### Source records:

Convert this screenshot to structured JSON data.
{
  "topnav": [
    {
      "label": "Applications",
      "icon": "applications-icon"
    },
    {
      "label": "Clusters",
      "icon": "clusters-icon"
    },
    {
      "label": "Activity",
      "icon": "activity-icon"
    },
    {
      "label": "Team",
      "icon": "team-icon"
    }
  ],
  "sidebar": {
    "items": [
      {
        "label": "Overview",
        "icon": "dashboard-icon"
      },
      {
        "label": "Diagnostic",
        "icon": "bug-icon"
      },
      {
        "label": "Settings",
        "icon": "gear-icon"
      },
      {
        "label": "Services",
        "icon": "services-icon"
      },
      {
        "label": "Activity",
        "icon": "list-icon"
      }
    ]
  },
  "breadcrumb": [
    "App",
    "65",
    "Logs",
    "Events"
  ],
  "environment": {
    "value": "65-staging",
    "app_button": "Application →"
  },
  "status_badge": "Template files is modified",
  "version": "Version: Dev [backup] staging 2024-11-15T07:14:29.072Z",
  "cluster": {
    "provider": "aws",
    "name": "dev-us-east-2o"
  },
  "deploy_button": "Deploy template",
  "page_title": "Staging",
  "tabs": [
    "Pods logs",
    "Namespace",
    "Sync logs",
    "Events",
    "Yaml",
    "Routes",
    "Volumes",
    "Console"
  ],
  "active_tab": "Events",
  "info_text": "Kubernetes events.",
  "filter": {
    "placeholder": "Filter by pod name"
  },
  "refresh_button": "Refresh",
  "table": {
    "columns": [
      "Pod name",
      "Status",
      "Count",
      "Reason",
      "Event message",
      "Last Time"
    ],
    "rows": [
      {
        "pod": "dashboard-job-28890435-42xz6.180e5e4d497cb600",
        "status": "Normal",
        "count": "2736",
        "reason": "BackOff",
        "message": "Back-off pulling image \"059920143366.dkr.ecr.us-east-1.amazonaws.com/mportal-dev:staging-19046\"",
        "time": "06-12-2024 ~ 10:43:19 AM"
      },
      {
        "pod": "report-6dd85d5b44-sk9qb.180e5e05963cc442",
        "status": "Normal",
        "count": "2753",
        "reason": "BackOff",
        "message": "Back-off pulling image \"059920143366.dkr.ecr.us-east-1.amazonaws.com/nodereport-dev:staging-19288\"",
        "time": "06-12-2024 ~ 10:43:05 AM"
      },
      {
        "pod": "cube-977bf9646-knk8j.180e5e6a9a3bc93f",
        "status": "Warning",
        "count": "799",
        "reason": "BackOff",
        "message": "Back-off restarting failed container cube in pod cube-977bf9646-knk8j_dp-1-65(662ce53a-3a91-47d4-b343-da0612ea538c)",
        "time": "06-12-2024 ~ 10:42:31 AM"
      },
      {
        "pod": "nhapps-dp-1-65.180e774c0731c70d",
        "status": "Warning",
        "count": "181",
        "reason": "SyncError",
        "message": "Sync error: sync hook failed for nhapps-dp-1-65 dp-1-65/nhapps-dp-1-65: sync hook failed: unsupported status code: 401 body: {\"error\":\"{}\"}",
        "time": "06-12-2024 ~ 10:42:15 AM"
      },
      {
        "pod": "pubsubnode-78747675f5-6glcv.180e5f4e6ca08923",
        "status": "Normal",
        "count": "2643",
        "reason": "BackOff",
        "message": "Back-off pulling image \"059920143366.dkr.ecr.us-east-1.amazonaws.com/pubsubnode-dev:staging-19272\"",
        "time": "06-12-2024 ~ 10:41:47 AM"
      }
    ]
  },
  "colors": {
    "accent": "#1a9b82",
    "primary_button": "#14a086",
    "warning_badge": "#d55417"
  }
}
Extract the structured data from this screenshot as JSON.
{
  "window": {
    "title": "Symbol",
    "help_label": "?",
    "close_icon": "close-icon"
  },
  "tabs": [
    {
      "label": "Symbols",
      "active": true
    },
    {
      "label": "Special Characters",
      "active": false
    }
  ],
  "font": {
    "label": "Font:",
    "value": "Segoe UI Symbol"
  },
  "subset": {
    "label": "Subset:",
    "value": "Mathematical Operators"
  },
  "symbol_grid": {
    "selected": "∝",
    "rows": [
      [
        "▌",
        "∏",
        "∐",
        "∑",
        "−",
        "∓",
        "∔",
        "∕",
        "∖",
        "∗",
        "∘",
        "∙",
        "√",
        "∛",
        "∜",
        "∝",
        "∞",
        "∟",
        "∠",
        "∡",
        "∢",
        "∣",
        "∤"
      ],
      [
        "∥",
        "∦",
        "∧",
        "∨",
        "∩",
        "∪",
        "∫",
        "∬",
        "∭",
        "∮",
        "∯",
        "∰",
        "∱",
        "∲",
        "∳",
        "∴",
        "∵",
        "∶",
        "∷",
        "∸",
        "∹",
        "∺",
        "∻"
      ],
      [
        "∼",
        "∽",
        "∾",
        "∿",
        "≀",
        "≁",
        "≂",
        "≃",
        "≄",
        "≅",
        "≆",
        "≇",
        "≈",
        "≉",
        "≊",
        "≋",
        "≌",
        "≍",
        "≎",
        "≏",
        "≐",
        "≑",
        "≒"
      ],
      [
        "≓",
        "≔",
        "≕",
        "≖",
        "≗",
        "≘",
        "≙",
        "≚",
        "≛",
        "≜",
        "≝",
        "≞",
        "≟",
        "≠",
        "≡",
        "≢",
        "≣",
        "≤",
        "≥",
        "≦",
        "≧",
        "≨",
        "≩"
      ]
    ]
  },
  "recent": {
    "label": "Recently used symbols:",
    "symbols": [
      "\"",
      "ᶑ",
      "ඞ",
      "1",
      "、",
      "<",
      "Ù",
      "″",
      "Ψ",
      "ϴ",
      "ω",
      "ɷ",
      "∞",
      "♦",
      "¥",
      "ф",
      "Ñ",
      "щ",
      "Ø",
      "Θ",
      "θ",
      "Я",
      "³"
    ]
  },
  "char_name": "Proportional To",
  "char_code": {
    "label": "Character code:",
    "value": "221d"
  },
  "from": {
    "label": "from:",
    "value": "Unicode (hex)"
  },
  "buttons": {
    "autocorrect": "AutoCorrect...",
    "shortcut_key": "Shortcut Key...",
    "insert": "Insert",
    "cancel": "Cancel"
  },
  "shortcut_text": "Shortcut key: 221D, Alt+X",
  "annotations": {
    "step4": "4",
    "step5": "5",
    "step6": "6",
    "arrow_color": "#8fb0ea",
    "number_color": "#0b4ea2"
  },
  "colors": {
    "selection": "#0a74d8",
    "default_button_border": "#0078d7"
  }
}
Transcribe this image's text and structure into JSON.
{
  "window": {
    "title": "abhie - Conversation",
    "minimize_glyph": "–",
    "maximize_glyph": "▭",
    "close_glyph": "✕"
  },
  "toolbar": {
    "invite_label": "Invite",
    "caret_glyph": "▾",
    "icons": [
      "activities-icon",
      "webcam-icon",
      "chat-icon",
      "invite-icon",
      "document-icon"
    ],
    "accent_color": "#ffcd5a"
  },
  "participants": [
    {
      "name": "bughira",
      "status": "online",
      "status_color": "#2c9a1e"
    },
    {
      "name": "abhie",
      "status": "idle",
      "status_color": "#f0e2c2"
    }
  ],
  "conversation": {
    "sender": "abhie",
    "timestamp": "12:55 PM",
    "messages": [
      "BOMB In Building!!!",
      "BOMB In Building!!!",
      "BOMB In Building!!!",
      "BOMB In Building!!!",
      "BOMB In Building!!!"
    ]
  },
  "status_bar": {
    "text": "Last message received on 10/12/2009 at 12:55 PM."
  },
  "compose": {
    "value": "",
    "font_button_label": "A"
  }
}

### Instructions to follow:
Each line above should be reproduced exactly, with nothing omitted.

### Result for this task:
Convert this screenshot to structured JSON data.
{
  "topnav": [
    {
      "label": "Applications",
      "icon": "applications-icon"
    },
    {
      "label": "Clusters",
      "icon": "clusters-icon"
    },
    {
      "label": "Activity",
      "icon": "activity-icon"
    },
    {
      "label": "Team",
      "icon": "team-icon"
    }
  ],
  "sidebar": {
    "items": [
      {
        "label": "Overview",
        "icon": "dashboard-icon"
      },
      {
        "label": "Diagnostic",
        "icon": "bug-icon"
      },
      {
        "label": "Settings",
        "icon": "gear-icon"
      },
      {
        "label": "Services",
        "icon": "services-icon"
      },
      {
        "label": "Activity",
        "icon": "list-icon"
      }
    ]
  },
  "breadcrumb": [
    "App",
    "65",
    "Logs",
    "Events"
  ],
  "environment": {
    "value": "65-staging",
    "app_button": "Application →"
  },
  "status_badge": "Template files is modified",
  "version": "Version: Dev [backup] staging 2024-11-15T07:14:29.072Z",
  "cluster": {
    "provider": "aws",
    "name": "dev-us-east-2o"
  },
  "deploy_button": "Deploy template",
  "page_title": "Staging",
  "tabs": [
    "Pods logs",
    "Namespace",
    "Sync logs",
    "Events",
    "Yaml",
    "Routes",
    "Volumes",
    "Console"
  ],
  "active_tab": "Events",
  "info_text": "Kubernetes events.",
  "filter": {
    "placeholder": "Filter by pod name"
  },
  "refresh_button": "Refresh",
  "table": {
    "columns": [
      "Pod name",
      "Status",
      "Count",
      "Reason",
      "Event message",
      "Last Time"
    ],
    "rows": [
      {
        "pod": "dashboard-job-28890435-42xz6.180e5e4d497cb600",
        "status": "Normal",
        "count": "2736",
        "reason": "BackOff",
        "message": "Back-off pulling image \"059920143366.dkr.ecr.us-east-1.amazonaws.com/mportal-dev:staging-19046\"",
        "time": "06-12-2024 ~ 10:43:19 AM"
      },
      {
        "pod": "report-6dd85d5b44-sk9qb.180e5e05963cc442",
        "status": "Normal",
        "count": "2753",
        "reason": "BackOff",
        "message": "Back-off pulling image \"059920143366.dkr.ecr.us-east-1.amazonaws.com/nodereport-dev:staging-19288\"",
        "time": "06-12-2024 ~ 10:43:05 AM"
      },
      {
        "pod": "cube-977bf9646-knk8j.180e5e6a9a3bc93f",
        "status": "Warning",
        "count": "799",
        "reason": "BackOff",
        "message": "Back-off restarting failed container cube in pod cube-977bf9646-knk8j_dp-1-65(662ce53a-3a91-47d4-b343-da0612ea538c)",
        "time": "06-12-2024 ~ 10:42:31 AM"
      },
      {
        "pod": "nhapps-dp-1-65.180e774c0731c70d",
        "status": "Warning",
        "count": "181",
        "reason": "SyncError",
        "message": "Sync error: sync hook failed for nhapps-dp-1-65 dp-1-65/nhapps-dp-1-65: sync hook failed: unsupported status code: 401 body: {\"error\":\"{}\"}",
        "time": "06-12-2024 ~ 10:42:15 AM"
      },
      {
        "pod": "pubsubnode-78747675f5-6glcv.180e5f4e6ca08923",
        "status": "Normal",
        "count": "2643",
        "reason": "BackOff",
        "message": "Back-off pulling image \"059920143366.dkr.ecr.us-east-1.amazonaws.com/pubsubnode-dev:staging-19272\"",
        "time": "06-12-2024 ~ 10:41:47 AM"
      }
    ]
  },
  "colors": {
    "accent": "#1a9b82",
    "primary_button": "#14a086",
    "warning_badge": "#d55417"
  }
}
Extract the structured data from this screenshot as JSON.
{
  "window": {
    "title": "Symbol",
    "help_label": "?",
    "close_icon": "close-icon"
  },
  "tabs": [
    {
      "label": "Symbols",
      "active": true
    },
    {
      "label": "Special Characters",
      "active": false
    }
  ],
  "font": {
    "label": "Font:",
    "value": "Segoe UI Symbol"
  },
  "subset": {
    "label": "Subset:",
    "value": "Mathematical Operators"
  },
  "symbol_grid": {
    "selected": "∝",
    "rows": [
      [
        "▌",
        "∏",
        "∐",
        "∑",
        "−",
        "∓",
        "∔",
        "∕",
        "∖",
        "∗",
        "∘",
        "∙",
        "√",
        "∛",
        "∜",
        "∝",
        "∞",
        "∟",
        "∠",
        "∡",
        "∢",
        "∣",
        "∤"
      ],
      [
        "∥",
        "∦",
        "∧",
        "∨",
        "∩",
        "∪",
        "∫",
        "∬",
        "∭",
        "∮",
        "∯",
        "∰",
        "∱",
        "∲",
        "∳",
        "∴",
        "∵",
        "∶",
        "∷",
        "∸",
        "∹",
        "∺",
        "∻"
      ],
      [
        "∼",
        "∽",
        "∾",
        "∿",
        "≀",
        "≁",
        "≂",
        "≃",
        "≄",
        "≅",
        "≆",
        "≇",
        "≈",
        "≉",
        "≊",
        "≋",
        "≌",
        "≍",
        "≎",
        "≏",
        "≐",
        "≑",
        "≒"
      ],
      [
        "≓",
        "≔",
        "≕",
        "≖",
        "≗",
        "≘",
        "≙",
        "≚",
        "≛",
        "≜",
        "≝",
        "≞",
        "≟",
        "≠",
        "≡",
        "≢",
        "≣",
        "≤",
        "≥",
        "≦",
        "≧",
        "≨",
        "≩"
      ]
    ]
  },
  "recent": {
    "label": "Recently used symbols:",
    "symbols": [
      "\"",
      "ᶑ",
      "ඞ",
      "1",
      "、",
      "<",
      "Ù",
      "″",
      "Ψ",
      "ϴ",
      "ω",
      "ɷ",
      "∞",
      "♦",
      "¥",
      "ф",
      "Ñ",
      "щ",
      "Ø",
      "Θ",
      "θ",
      "Я",
      "³"
    ]
  },
  "char_name": "Proportional To",
  "char_code": {
    "label": "Character code:",
    "value": "221d"
  },
  "from": {
    "label": "from:",
    "value": "Unicode (hex)"
  },
  "buttons": {
    "autocorrect": "AutoCorrect...",
    "shortcut_key": "Shortcut Key...",
    "insert": "Insert",
    "cancel": "Cancel"
  },
  "shortcut_text": "Shortcut key: 221D, Alt+X",
  "annotations": {
    "step4": "4",
    "step5": "5",
    "step6": "6",
    "arrow_color": "#8fb0ea",
    "number_color": "#0b4ea2"
  },
  "colors": {
    "selection": "#0a74d8",
    "default_button_border": "#0078d7"
  }
}
Transcribe this image's text and structure into JSON.
{
  "window": {
    "title": "abhie - Conversation",
    "minimize_glyph": "–",
    "maximize_glyph": "▭",
    "close_glyph": "✕"
  },
  "toolbar": {
    "invite_label": "Invite",
    "caret_glyph": "▾",
    "icons": [
      "activities-icon",
      "webcam-icon",
      "chat-icon",
      "invite-icon",
      "document-icon"
    ],
    "accent_color": "#ffcd5a"
  },
  "participants": [
    {
      "name": "bughira",
      "status": "online",
      "status_color": "#2c9a1e"
    },
    {
      "name": "abhie",
      "status": "idle",
      "status_color": "#f0e2c2"
    }
  ],
  "conversation": {
    "sender": "abhie",
    "timestamp": "12:55 PM",
    "messages": [
      "BOMB In Building!!!",
      "BOMB In Building!!!",
      "BOMB In Building!!!",
      "BOMB In Building!!!",
      "BOMB In Building!!!"
    ]
  },
  "status_bar": {
    "text": "Last message received on 10/12/2009 at 12:55 PM."
  },
  "compose": {
    "value": "",
    "font_button_label": "A"
  }
}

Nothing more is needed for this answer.